Dear Blue Lobster:
Does Taiwan have crayfish, or Asia, for that matter? If so, what kind?
I'm planning a trip to Asia for a year, will be giving my crays to someone else but plan to carry on the hobby if they have crays there. I'd bring the crays along but of course that wouldn't be allowed.
I'd heard they have "the dragon cray", sixteen inches in length, three-clawed, spiked tail and firy red. But I'm not sure if this is just a myth.
Dear Gentle Sir:
Asia is home to a wide variety of cray species, most of which have yet to be scientifically described but are incredibly diverse and, in some cases, unlike any other species in the world.
Japan's national invertebrate is Cambaroides japonicus, the Japanese Crayfish. Usually an unassuming greenish-brown, it only reaches four centimeters in length and is one of the quicker crayfish in the world. It is closely related to Korea's own national invertebrate, Cambaroides similis, the Korean Crayfish.

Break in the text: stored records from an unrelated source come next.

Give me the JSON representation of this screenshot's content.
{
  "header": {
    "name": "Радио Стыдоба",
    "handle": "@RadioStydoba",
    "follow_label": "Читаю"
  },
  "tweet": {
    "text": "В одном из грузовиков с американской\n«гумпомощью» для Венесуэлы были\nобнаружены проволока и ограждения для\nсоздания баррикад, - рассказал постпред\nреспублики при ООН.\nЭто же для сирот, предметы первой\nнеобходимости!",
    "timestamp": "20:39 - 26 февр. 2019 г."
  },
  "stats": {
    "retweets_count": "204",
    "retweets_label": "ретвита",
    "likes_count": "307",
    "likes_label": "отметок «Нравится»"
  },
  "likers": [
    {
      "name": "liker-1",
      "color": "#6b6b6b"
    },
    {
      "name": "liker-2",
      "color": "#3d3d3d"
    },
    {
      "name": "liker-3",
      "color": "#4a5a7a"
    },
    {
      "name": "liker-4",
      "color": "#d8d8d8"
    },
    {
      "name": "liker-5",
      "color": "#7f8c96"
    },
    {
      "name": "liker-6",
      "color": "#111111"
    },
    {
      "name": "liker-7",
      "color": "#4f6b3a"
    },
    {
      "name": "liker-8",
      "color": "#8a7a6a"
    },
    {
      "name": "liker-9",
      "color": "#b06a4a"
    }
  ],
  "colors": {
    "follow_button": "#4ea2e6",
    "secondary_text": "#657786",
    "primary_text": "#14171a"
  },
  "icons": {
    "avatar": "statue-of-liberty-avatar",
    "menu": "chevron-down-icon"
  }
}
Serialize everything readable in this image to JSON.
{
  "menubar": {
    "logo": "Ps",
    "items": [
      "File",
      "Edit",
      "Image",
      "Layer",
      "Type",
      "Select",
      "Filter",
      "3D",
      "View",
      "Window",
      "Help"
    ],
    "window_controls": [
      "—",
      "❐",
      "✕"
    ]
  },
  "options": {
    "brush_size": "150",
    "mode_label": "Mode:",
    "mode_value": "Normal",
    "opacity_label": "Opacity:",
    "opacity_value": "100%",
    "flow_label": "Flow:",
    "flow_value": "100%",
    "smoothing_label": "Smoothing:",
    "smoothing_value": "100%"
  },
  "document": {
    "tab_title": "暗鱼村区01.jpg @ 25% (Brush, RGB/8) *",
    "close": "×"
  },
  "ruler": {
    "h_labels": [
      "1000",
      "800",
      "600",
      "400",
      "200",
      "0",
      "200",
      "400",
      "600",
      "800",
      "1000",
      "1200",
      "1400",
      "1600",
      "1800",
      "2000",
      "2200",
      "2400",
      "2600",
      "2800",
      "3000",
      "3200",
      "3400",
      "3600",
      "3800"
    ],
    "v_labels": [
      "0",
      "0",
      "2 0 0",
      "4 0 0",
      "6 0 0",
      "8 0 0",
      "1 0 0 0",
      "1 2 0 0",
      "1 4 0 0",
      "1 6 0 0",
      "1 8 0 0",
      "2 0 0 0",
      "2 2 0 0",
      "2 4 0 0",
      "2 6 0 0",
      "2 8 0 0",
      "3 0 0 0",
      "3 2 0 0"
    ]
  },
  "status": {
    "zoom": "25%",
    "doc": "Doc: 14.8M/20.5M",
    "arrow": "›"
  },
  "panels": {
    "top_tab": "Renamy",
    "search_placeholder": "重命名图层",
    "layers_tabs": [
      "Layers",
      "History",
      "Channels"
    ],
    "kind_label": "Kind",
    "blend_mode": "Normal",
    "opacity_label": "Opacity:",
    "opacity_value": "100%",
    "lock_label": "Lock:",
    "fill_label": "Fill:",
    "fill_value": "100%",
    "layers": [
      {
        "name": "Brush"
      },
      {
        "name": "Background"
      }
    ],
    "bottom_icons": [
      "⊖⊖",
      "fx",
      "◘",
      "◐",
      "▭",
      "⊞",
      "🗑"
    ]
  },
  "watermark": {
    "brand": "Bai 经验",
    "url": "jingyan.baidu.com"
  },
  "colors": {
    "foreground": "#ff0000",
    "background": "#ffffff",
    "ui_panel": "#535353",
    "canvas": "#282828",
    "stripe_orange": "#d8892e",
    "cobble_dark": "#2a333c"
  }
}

Also in Japan was Ebirah, an ancient lobster relative that reached lengths of six meters and tooled around the shallows in search of beached marine life. It's theorized that it could use sound to stun prey underwater, but without a completely intact carapace this remains unknown. It also inspired Godzilla's foe in ゴジラ・エビラ・モスラ 南海の大決闘 (1966).
Taiwan, sadly, is without native cray species. The Rusty Crayfish (Orconectes rusticus) and the Signal Cray (Pacifastacus leniusculus) have both infested Taiwanese waters in what is thought to be an attempt by the People's Republic of China to weaken the tiny island nation's ecology. One can find shops and cafes offering steamed, boiled, or fried 小龍蝦 (soei leng-hei, or "little lobsters") all over cosmopolitan Taiwan.
The Dragon Cray is an unidentified member of the Cambroides genus that lives in the warm rivers and lakes of southern Chine and reaches up to sixteen inches in length. It is bright red and during its mating phase it shows bright blue mottling along its carapace and claws. Allusions to a pointed tale are probably incidental descriptions of the cray folding its tail-fins, while the third claw is completely mythical but has parallels seen in Chinese mythology.
The PRC has strict policies regarding even the study of native cray and crustacean species and a so-called Bamboo Curtain has fallen, making scientific cooperation with Chinese institutions strained. If visiting China, don't expect observation of the Dragon Cray or any other species.
Have a great trip otherwise, and bring back some pictures to share with us!